:: What to produce ::
Each line below is to be set down again exactly.

Page and application data records
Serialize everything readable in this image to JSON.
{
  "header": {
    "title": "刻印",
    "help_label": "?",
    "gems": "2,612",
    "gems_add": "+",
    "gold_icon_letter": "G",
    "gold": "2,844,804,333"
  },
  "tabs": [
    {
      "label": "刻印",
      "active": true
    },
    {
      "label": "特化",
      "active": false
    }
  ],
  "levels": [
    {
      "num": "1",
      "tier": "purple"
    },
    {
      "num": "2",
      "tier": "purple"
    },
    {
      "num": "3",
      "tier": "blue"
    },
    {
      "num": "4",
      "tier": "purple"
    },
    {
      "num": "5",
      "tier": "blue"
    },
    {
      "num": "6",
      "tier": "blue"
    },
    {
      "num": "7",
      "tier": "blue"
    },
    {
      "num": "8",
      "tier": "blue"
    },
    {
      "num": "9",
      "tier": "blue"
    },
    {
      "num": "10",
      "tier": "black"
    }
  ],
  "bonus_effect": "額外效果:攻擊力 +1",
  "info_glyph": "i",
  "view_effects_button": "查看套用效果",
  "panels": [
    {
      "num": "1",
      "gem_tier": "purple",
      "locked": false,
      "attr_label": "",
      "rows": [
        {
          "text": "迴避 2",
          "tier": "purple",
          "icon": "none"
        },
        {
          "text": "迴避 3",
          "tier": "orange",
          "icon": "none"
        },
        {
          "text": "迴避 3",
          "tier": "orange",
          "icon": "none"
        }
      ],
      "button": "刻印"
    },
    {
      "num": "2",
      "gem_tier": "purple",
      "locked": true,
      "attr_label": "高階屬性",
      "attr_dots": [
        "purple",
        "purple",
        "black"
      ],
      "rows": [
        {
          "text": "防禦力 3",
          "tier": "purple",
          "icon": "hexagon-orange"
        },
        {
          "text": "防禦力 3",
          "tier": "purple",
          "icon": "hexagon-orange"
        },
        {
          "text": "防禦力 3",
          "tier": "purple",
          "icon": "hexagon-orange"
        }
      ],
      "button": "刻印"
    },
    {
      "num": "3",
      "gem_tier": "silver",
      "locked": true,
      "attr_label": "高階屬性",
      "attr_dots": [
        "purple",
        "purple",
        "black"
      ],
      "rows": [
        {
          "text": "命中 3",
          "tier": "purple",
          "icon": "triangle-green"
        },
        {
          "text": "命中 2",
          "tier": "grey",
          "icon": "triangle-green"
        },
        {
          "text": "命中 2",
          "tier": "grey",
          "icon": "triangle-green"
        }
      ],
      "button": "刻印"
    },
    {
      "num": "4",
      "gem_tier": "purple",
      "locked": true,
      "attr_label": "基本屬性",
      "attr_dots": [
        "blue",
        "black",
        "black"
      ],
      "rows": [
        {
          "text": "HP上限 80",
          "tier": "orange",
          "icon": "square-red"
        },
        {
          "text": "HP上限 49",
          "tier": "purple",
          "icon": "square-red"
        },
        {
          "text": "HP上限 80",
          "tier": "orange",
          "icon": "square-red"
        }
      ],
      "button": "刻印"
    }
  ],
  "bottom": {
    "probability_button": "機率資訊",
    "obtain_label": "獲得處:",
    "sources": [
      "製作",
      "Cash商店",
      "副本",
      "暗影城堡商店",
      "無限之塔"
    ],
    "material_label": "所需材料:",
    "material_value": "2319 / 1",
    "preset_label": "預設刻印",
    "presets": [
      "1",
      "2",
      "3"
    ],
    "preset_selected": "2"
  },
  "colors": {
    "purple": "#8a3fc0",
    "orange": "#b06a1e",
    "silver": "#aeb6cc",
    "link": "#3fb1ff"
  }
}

:: Answer area ::
Serialize everything readable in this image to JSON.
{
  "header": {
    "title": "刻印",
    "help_label": "?",
    "gems": "2,612",
    "gems_add": "+",
    "gold_icon_letter": "G",
    "gold": "2,844,804,333"
  },
  "tabs": [
    {
      "label": "刻印",
      "active": true
    },
    {
      "label": "特化",
      "active": false
    }
  ],
  "levels": [
    {
      "num": "1",
      "tier": "purple"
    },
    {
      "num": "2",
      "tier": "purple"
    },
    {
      "num": "3",
      "tier": "blue"
    },
    {
      "num": "4",
      "tier": "purple"
    },
    {
      "num": "5",
      "tier": "blue"
    },
    {
      "num": "6",
      "tier": "blue"
    },
    {
      "num": "7",
      "tier": "blue"
    },
    {
      "num": "8",
      "tier": "blue"
    },
    {
      "num": "9",
      "tier": "blue"
    },
    {
      "num": "10",
      "tier": "black"
    }
  ],
  "bonus_effect": "額外效果:攻擊力 +1",
  "info_glyph": "i",
  "view_effects_button": "查看套用效果",
  "panels": [
    {
      "num": "1",
      "gem_tier": "purple",
      "locked": false,
      "attr_label": "",
      "rows": [
        {
          "text": "迴避 2",
          "tier": "purple",
          "icon": "none"
        },
        {
          "text": "迴避 3",
          "tier": "orange",
          "icon": "none"
        },
        {
          "text": "迴避 3",
          "tier": "orange",
          "icon": "none"
        }
      ],
      "button": "刻印"
    },
    {
      "num": "2",
      "gem_tier": "purple",
      "locked": true,
      "attr_label": "高階屬性",
      "attr_dots": [
        "purple",
        "purple",
        "black"
      ],
      "rows": [
        {
          "text": "防禦力 3",
          "tier": "purple",
          "icon": "hexagon-orange"
        },
        {
          "text": "防禦力 3",
          "tier": "purple",
          "icon": "hexagon-orange"
        },
        {
          "text": "防禦力 3",
          "tier": "purple",
          "icon": "hexagon-orange"
        }
      ],
      "button": "刻印"
    },
    {
      "num": "3",
      "gem_tier": "silver",
      "locked": true,
      "attr_label": "高階屬性",
      "attr_dots": [
        "purple",
        "purple",
        "black"
      ],
      "rows": [
        {
          "text": "命中 3",
          "tier": "purple",
          "icon": "triangle-green"
        },
        {
          "text": "命中 2",
          "tier": "grey",
          "icon": "triangle-green"
        },
        {
          "text": "命中 2",
          "tier": "grey",
          "icon": "triangle-green"
        }
      ],
      "button": "刻印"
    },
    {
      "num": "4",
      "gem_tier": "purple",
      "locked": true,
      "attr_label": "基本屬性",
      "attr_dots": [
        "blue",
        "black",
        "black"
      ],
      "rows": [
        {
          "text": "HP上限 80",
          "tier": "orange",
          "icon": "square-red"
        },
        {
          "text": "HP上限 49",
          "tier": "purple",
          "icon": "square-red"
        },
        {
          "text": "HP上限 80",
          "tier": "orange",
          "icon": "square-red"
        }
      ],
      "button": "刻印"
    }
  ],
  "bottom": {
    "probability_button": "機率資訊",
    "obtain_label": "獲得處:",
    "sources": [
      "製作",
      "Cash商店",
      "副本",
      "暗影城堡商店",
      "無限之塔"
    ],
    "material_label": "所需材料:",
    "material_value": "2319 / 1",
    "preset_label": "預設刻印",
    "presets": [
      "1",
      "2",
      "3"
    ],
    "preset_selected": "2"
  },
  "colors": {
    "purple": "#8a3fc0",
    "orange": "#b06a1e",
    "silver": "#aeb6cc",
    "link": "#3fb1ff"
  }
}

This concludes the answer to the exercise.